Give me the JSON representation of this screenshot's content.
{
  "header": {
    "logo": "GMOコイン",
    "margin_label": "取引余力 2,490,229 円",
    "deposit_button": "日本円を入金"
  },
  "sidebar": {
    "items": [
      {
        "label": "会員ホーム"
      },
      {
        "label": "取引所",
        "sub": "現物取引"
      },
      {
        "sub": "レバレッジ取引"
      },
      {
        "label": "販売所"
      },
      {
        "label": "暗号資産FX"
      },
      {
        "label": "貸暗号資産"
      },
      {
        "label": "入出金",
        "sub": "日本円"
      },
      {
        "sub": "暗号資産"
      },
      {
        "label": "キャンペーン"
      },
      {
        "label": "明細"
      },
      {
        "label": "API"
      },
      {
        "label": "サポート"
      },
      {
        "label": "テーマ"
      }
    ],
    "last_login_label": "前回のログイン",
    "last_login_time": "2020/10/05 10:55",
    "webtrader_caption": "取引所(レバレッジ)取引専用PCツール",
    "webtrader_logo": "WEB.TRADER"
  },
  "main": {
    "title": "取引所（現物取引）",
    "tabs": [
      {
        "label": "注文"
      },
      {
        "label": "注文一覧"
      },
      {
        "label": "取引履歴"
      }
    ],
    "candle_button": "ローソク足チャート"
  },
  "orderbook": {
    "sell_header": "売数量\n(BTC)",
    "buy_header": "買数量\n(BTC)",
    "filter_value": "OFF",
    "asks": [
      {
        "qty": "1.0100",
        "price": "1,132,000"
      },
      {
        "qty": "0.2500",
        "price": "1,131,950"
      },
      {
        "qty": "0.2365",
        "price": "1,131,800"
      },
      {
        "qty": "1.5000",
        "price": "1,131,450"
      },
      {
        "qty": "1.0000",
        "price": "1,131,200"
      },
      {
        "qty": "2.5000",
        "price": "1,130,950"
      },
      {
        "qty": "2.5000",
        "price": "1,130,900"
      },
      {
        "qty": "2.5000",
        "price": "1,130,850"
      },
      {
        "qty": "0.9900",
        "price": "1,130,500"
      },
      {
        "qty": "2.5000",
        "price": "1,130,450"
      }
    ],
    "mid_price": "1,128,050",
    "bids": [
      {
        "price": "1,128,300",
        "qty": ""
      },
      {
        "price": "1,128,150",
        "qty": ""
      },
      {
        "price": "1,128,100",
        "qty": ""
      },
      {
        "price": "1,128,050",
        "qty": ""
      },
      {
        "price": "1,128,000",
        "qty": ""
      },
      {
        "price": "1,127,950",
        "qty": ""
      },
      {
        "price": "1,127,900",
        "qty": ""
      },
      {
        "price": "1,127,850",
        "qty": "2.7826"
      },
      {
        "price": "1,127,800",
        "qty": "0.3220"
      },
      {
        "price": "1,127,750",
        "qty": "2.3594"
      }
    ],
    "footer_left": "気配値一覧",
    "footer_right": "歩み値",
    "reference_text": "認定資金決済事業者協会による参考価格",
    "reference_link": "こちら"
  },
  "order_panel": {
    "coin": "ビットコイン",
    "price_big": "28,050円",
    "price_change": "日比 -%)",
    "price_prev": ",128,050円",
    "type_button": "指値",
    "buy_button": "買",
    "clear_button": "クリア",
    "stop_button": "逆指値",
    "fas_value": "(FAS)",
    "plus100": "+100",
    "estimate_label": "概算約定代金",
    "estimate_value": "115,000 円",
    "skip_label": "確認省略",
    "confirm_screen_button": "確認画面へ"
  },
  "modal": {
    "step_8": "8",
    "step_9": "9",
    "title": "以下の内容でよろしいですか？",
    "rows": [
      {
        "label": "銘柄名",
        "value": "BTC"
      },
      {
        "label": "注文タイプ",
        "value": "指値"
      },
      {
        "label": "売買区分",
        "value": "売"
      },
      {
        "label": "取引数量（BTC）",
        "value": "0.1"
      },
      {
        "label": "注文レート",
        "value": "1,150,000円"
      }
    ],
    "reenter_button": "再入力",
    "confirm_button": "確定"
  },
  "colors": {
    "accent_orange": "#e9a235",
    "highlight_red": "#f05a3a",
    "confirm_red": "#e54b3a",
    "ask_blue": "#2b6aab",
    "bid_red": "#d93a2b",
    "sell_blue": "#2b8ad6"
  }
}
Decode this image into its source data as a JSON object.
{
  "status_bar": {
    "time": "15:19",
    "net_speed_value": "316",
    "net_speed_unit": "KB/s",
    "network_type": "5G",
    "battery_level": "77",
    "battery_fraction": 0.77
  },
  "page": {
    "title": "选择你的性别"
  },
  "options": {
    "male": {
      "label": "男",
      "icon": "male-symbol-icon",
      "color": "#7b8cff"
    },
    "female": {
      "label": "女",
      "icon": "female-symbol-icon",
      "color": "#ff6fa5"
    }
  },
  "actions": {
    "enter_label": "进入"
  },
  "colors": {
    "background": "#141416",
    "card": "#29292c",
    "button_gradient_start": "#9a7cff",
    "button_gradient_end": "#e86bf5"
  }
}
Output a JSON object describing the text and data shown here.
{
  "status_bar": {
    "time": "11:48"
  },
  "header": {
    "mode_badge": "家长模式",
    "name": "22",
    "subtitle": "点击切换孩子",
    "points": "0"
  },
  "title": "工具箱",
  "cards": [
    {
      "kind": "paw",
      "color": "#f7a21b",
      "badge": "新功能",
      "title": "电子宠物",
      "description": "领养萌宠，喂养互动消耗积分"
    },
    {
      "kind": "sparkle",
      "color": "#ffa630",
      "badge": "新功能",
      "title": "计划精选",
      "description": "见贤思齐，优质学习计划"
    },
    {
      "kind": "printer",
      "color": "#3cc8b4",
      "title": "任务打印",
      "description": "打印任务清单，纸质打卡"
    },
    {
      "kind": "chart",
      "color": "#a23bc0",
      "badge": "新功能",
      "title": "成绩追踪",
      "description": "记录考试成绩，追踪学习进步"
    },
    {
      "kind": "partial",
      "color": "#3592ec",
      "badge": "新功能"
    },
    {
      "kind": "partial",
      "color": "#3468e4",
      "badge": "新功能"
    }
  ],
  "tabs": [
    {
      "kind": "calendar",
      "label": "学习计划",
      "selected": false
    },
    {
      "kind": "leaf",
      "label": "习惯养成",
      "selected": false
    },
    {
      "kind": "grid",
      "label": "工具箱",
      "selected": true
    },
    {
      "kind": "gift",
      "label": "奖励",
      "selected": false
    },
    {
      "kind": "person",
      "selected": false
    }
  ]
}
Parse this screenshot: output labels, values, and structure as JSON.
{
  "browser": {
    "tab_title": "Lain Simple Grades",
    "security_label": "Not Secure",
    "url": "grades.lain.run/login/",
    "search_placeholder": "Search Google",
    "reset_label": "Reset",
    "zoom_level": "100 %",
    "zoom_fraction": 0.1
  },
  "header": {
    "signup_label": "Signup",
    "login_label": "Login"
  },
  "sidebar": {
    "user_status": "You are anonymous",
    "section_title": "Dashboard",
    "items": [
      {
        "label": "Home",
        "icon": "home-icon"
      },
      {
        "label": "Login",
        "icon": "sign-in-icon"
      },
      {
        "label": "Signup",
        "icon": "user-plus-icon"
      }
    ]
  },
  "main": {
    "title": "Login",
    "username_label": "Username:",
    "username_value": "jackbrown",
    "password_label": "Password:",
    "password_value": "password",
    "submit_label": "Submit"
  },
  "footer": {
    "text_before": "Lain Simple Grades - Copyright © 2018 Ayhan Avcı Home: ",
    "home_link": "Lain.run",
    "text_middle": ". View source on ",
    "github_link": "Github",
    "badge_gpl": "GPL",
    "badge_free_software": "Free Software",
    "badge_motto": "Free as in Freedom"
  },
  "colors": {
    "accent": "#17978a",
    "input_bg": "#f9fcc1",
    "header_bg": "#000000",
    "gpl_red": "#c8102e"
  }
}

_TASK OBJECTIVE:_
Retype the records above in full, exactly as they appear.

_SOLUTION TO THIS TASK:_
Give me the JSON representation of this screenshot's content.
{
  "header": {
    "logo": "GMOコイン",
    "margin_label": "取引余力 2,490,229 円",
    "deposit_button": "日本円を入金"
  },
  "sidebar": {
    "items": [
      {
        "label": "会員ホーム"
      },
      {
        "label": "取引所",
        "sub": "現物取引"
      },
      {
        "sub": "レバレッジ取引"
      },
      {
        "label": "販売所"
      },
      {
        "label": "暗号資産FX"
      },
      {
        "label": "貸暗号資産"
      },
      {
        "label": "入出金",
        "sub": "日本円"
      },
      {
        "sub": "暗号資産"
      },
      {
        "label": "キャンペーン"
      },
      {
        "label": "明細"
      },
      {
        "label": "API"
      },
      {
        "label": "サポート"
      },
      {
        "label": "テーマ"
      }
    ],
    "last_login_label": "前回のログイン",
    "last_login_time": "2020/10/05 10:55",
    "webtrader_caption": "取引所(レバレッジ)取引専用PCツール",
    "webtrader_logo": "WEB.TRADER"
  },
  "main": {
    "title": "取引所（現物取引）",
    "tabs": [
      {
        "label": "注文"
      },
      {
        "label": "注文一覧"
      },
      {
        "label": "取引履歴"
      }
    ],
    "candle_button": "ローソク足チャート"
  },
  "orderbook": {
    "sell_header": "売数量\n(BTC)",
    "buy_header": "買数量\n(BTC)",
    "filter_value": "OFF",
    "asks": [
      {
        "qty": "1.0100",
        "price": "1,132,000"
      },
      {
        "qty": "0.2500",
        "price": "1,131,950"
      },
      {
        "qty": "0.2365",
        "price": "1,131,800"
      },
      {
        "qty": "1.5000",
        "price": "1,131,450"
      },
      {
        "qty": "1.0000",
        "price": "1,131,200"
      },
      {
        "qty": "2.5000",
        "price": "1,130,950"
      },
      {
        "qty": "2.5000",
        "price": "1,130,900"
      },
      {
        "qty": "2.5000",
        "price": "1,130,850"
      },
      {
        "qty": "0.9900",
        "price": "1,130,500"
      },
      {
        "qty": "2.5000",
        "price": "1,130,450"
      }
    ],
    "mid_price": "1,128,050",
    "bids": [
      {
        "price": "1,128,300",
        "qty": ""
      },
      {
        "price": "1,128,150",
        "qty": ""
      },
      {
        "price": "1,128,100",
        "qty": ""
      },
      {
        "price": "1,128,050",
        "qty": ""
      },
      {
        "price": "1,128,000",
        "qty": ""
      },
      {
        "price": "1,127,950",
        "qty": ""
      },
      {
        "price": "1,127,900",
        "qty": ""
      },
      {
        "price": "1,127,850",
        "qty": "2.7826"
      },
      {
        "price": "1,127,800",
        "qty": "0.3220"
      },
      {
        "price": "1,127,750",
        "qty": "2.3594"
      }
    ],
    "footer_left": "気配値一覧",
    "footer_right": "歩み値",
    "reference_text": "認定資金決済事業者協会による参考価格",
    "reference_link": "こちら"
  },
  "order_panel": {
    "coin": "ビットコイン",
    "price_big": "28,050円",
    "price_change": "日比 -%)",
    "price_prev": ",128,050円",
    "type_button": "指値",
    "buy_button": "買",
    "clear_button": "クリア",
    "stop_button": "逆指値",
    "fas_value": "(FAS)",
    "plus100": "+100",
    "estimate_label": "概算約定代金",
    "estimate_value": "115,000 円",
    "skip_label": "確認省略",
    "confirm_screen_button": "確認画面へ"
  },
  "modal": {
    "step_8": "8",
    "step_9": "9",
    "title": "以下の内容でよろしいですか？",
    "rows": [
      {
        "label": "銘柄名",
        "value": "BTC"
      },
      {
        "label": "注文タイプ",
        "value": "指値"
      },
      {
        "label": "売買区分",
        "value": "売"
      },
      {
        "label": "取引数量（BTC）",
        "value": "0.1"
      },
      {
        "label": "注文レート",
        "value": "1,150,000円"
      }
    ],
    "reenter_button": "再入力",
    "confirm_button": "確定"
  },
  "colors": {
    "accent_orange": "#e9a235",
    "highlight_red": "#f05a3a",
    "confirm_red": "#e54b3a",
    "ask_blue": "#2b6aab",
    "bid_red": "#d93a2b",
    "sell_blue": "#2b8ad6"
  }
}
Decode this image into its source data as a JSON object.
{
  "status_bar": {
    "time": "15:19",
    "net_speed_value": "316",
    "net_speed_unit": "KB/s",
    "network_type": "5G",
    "battery_level": "77",
    "battery_fraction": 0.77
  },
  "page": {
    "title": "选择你的性别"
  },
  "options": {
    "male": {
      "label": "男",
      "icon": "male-symbol-icon",
      "color": "#7b8cff"
    },
    "female": {
      "label": "女",
      "icon": "female-symbol-icon",
      "color": "#ff6fa5"
    }
  },
  "actions": {
    "enter_label": "进入"
  },
  "colors": {
    "background": "#141416",
    "card": "#29292c",
    "button_gradient_start": "#9a7cff",
    "button_gradient_end": "#e86bf5"
  }
}
Output a JSON object describing the text and data shown here.
{
  "status_bar": {
    "time": "11:48"
  },
  "header": {
    "mode_badge": "家长模式",
    "name": "22",
    "subtitle": "点击切换孩子",
    "points": "0"
  },
  "title": "工具箱",
  "cards": [
    {
      "kind": "paw",
      "color": "#f7a21b",
      "badge": "新功能",
      "title": "电子宠物",
      "description": "领养萌宠，喂养互动消耗积分"
    },
    {
      "kind": "sparkle",
      "color": "#ffa630",
      "badge": "新功能",
      "title": "计划精选",
      "description": "见贤思齐，优质学习计划"
    },
    {
      "kind": "printer",
      "color": "#3cc8b4",
      "title": "任务打印",
      "description": "打印任务清单，纸质打卡"
    },
    {
      "kind": "chart",
      "color": "#a23bc0",
      "badge": "新功能",
      "title": "成绩追踪",
      "description": "记录考试成绩，追踪学习进步"
    },
    {
      "kind": "partial",
      "color": "#3592ec",
      "badge": "新功能"
    },
    {
      "kind": "partial",
      "color": "#3468e4",
      "badge": "新功能"
    }
  ],
  "tabs": [
    {
      "kind": "calendar",
      "label": "学习计划",
      "selected": false
    },
    {
      "kind": "leaf",
      "label": "习惯养成",
      "selected": false
    },
    {
      "kind": "grid",
      "label": "工具箱",
      "selected": true
    },
    {
      "kind": "gift",
      "label": "奖励",
      "selected": false
    },
    {
      "kind": "person",
      "selected": false
    }
  ]
}
Parse this screenshot: output labels, values, and structure as JSON.
{
  "browser": {
    "tab_title": "Lain Simple Grades",
    "security_label": "Not Secure",
    "url": "grades.lain.run/login/",
    "search_placeholder": "Search Google",
    "reset_label": "Reset",
    "zoom_level": "100 %",
    "zoom_fraction": 0.1
  },
  "header": {
    "signup_label": "Signup",
    "login_label": "Login"
  },
  "sidebar": {
    "user_status": "You are anonymous",
    "section_title": "Dashboard",
    "items": [
      {
        "label": "Home",
        "icon": "home-icon"
      },
      {
        "label": "Login",
        "icon": "sign-in-icon"
      },
      {
        "label": "Signup",
        "icon": "user-plus-icon"
      }
    ]
  },
  "main": {
    "title": "Login",
    "username_label": "Username:",
    "username_value": "jackbrown",
    "password_label": "Password:",
    "password_value": "password",
    "submit_label": "Submit"
  },
  "footer": {
    "text_before": "Lain Simple Grades - Copyright © 2018 Ayhan Avcı Home: ",
    "home_link": "Lain.run",
    "text_middle": ". View source on ",
    "github_link": "Github",
    "badge_gpl": "GPL",
    "badge_free_software": "Free Software",
    "badge_motto": "Free as in Freedom"
  },
  "colors": {
    "accent": "#17978a",
    "input_bg": "#f9fcc1",
    "header_bg": "#000000",
    "gpl_red": "#c8102e"
  }
}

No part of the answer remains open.